When immigrants do go on the lam, Fugitive Operations agents must pursue "this population that has been out there flouting the law," said Victor Cerda, who oversees detention and removals at Homeland Security's Immigration and Customs Enforcement division.
Agents spend hours building dossiers: staking out homes to determine when best to come knocking, interviewing apartment managers, checking credit reports and loan applications. Some agents rely on ruses to enter people's homes, knowing they are unlikely to be allowed in if they explain their true intentions. It is called "knock and talk."
Homeland Security's $4 billion spending plan for fiscal 2005 seeks $69 million for Fugitive Operations, a fourfold increase from the $17 million this fiscal year. The department wants to expand the number of squads, each typically with five members, from 18 to 48 nationally. Homeland Security officials said that, as a matter of policy, they do not reveal where those squads are stationed.
Agents used to track the freshest cases first, figuring they would be easiest to find, said Doris Meissner, President Bill Clinton's top immigration official.
"I think it is, by and large, a losing battle to go out and try to find people," said Meissner, now senior fellow at the Migration Policy Institute in Washington.
The top priority has become getting felons -- not those with simple immigration law violations.
Homeland Security officials say felons account for 47 percent of the fugitives removed this year, short of their goal of 70 percent. About 11 percent of apprehended fugitives have committed sex offenses or other violent crimes, and about 15 percent were drug offenders.
Some critics say the government relies too much on enforcement instead of addressing the fundamental reasons immigrants come. In some cases, the critics say, the government is stoking anti-immigrant sentiment.
"By trying to characterize undocumented immigrants as criminals, it makes it easier to scapegoat them," said Gail Pendleton, associate director of an immigration project at the National Lawyer's Guild.
Jaime Garcia Zuniga, 23, is the kind of criminal Homeland Security wants to deport. The Mexican, who has been convicted of fighting in public and of having sex with a minor, was perhaps the biggest catch for the San Diego agents that evening.

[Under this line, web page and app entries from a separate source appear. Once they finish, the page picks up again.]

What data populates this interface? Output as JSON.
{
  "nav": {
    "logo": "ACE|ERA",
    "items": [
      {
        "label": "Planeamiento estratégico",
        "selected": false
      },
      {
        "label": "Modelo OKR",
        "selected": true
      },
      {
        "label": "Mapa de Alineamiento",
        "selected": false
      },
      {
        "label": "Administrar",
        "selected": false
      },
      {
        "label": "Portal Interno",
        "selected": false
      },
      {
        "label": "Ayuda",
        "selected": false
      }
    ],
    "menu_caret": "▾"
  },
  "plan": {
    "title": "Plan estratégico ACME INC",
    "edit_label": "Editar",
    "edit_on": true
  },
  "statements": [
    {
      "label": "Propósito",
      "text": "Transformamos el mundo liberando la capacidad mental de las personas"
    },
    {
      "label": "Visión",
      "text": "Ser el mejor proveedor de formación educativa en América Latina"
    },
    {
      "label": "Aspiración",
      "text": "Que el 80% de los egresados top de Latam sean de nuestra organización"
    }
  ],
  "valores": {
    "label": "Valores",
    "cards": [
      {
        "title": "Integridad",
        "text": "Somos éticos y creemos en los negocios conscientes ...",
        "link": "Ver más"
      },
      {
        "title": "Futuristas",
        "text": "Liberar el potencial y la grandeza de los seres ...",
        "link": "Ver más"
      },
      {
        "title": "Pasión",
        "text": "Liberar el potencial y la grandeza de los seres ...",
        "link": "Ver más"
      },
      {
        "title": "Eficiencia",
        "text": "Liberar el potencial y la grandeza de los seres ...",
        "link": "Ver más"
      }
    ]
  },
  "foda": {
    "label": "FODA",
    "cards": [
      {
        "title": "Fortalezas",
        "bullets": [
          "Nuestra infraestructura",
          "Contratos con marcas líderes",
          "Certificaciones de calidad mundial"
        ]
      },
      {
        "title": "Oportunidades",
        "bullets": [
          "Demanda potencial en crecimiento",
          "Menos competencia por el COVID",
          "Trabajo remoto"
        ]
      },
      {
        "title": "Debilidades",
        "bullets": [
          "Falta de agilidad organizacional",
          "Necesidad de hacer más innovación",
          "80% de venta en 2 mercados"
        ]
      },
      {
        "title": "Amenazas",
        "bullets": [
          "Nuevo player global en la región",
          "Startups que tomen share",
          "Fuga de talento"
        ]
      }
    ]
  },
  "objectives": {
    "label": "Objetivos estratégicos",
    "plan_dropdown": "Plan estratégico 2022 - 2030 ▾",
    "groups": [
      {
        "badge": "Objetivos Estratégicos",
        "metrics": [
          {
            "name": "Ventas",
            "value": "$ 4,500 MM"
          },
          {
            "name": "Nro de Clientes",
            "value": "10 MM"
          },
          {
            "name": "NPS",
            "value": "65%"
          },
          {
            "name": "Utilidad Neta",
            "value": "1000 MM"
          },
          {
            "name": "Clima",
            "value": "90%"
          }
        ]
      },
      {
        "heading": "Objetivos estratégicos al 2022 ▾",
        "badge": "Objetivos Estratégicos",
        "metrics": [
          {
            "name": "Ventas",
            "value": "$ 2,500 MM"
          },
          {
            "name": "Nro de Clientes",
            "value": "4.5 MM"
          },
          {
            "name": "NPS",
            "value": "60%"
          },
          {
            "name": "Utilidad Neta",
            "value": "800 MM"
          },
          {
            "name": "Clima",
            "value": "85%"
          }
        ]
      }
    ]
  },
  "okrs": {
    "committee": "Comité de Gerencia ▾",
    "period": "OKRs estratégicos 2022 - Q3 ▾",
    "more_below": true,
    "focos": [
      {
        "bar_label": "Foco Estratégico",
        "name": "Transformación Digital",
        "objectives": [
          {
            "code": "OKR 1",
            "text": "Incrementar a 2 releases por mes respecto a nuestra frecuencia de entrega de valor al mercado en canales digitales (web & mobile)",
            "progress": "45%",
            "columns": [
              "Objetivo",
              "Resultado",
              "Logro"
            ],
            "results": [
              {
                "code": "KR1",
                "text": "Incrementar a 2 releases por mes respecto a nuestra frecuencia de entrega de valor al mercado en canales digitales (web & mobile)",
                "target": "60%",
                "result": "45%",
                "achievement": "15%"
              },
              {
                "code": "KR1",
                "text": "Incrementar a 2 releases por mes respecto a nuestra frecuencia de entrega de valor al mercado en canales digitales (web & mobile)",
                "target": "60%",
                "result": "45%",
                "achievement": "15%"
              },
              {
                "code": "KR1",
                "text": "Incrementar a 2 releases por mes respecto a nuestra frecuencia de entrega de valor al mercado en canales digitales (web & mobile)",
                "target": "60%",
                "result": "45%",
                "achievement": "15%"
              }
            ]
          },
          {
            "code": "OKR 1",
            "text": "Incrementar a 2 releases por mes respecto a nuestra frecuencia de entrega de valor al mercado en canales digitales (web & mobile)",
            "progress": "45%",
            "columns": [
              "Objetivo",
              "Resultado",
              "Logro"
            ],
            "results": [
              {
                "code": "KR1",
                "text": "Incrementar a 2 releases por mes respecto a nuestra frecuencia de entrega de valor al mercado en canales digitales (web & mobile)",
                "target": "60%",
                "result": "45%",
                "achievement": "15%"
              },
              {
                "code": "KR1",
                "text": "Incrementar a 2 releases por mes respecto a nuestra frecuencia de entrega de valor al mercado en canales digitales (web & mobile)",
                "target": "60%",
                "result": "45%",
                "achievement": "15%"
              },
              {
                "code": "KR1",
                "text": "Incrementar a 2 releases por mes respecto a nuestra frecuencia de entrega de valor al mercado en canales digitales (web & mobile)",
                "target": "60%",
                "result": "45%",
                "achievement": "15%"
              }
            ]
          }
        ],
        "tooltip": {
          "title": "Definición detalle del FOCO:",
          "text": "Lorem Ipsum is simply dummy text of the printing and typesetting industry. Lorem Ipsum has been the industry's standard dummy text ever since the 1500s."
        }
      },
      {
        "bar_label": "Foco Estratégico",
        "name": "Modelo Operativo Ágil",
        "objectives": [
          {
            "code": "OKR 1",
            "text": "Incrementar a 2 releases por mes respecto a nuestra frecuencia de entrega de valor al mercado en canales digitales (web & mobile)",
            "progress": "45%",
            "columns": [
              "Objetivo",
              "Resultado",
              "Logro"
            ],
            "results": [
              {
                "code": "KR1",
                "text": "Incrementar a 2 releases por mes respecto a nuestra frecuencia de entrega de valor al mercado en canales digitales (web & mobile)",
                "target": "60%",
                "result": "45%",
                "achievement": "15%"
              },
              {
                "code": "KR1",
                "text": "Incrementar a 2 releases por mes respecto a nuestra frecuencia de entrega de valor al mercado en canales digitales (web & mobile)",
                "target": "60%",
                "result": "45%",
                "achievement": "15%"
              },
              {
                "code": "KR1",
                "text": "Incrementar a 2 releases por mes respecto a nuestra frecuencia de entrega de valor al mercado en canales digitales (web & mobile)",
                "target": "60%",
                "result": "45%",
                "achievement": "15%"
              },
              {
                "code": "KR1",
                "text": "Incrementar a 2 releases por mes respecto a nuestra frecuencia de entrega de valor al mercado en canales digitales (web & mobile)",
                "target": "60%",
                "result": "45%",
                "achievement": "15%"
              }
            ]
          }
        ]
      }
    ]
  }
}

While agents were chatting with someone who answered the door, Garcia removed a screen and sneaked out through the window of his first-floor apartment.
"We've got a runner!" one agent shouted.
Agents cornered Garcia in an alley, where he surrendered.
The agents returned to their cars, still catching their breath -- one down, more than 400,000 to go.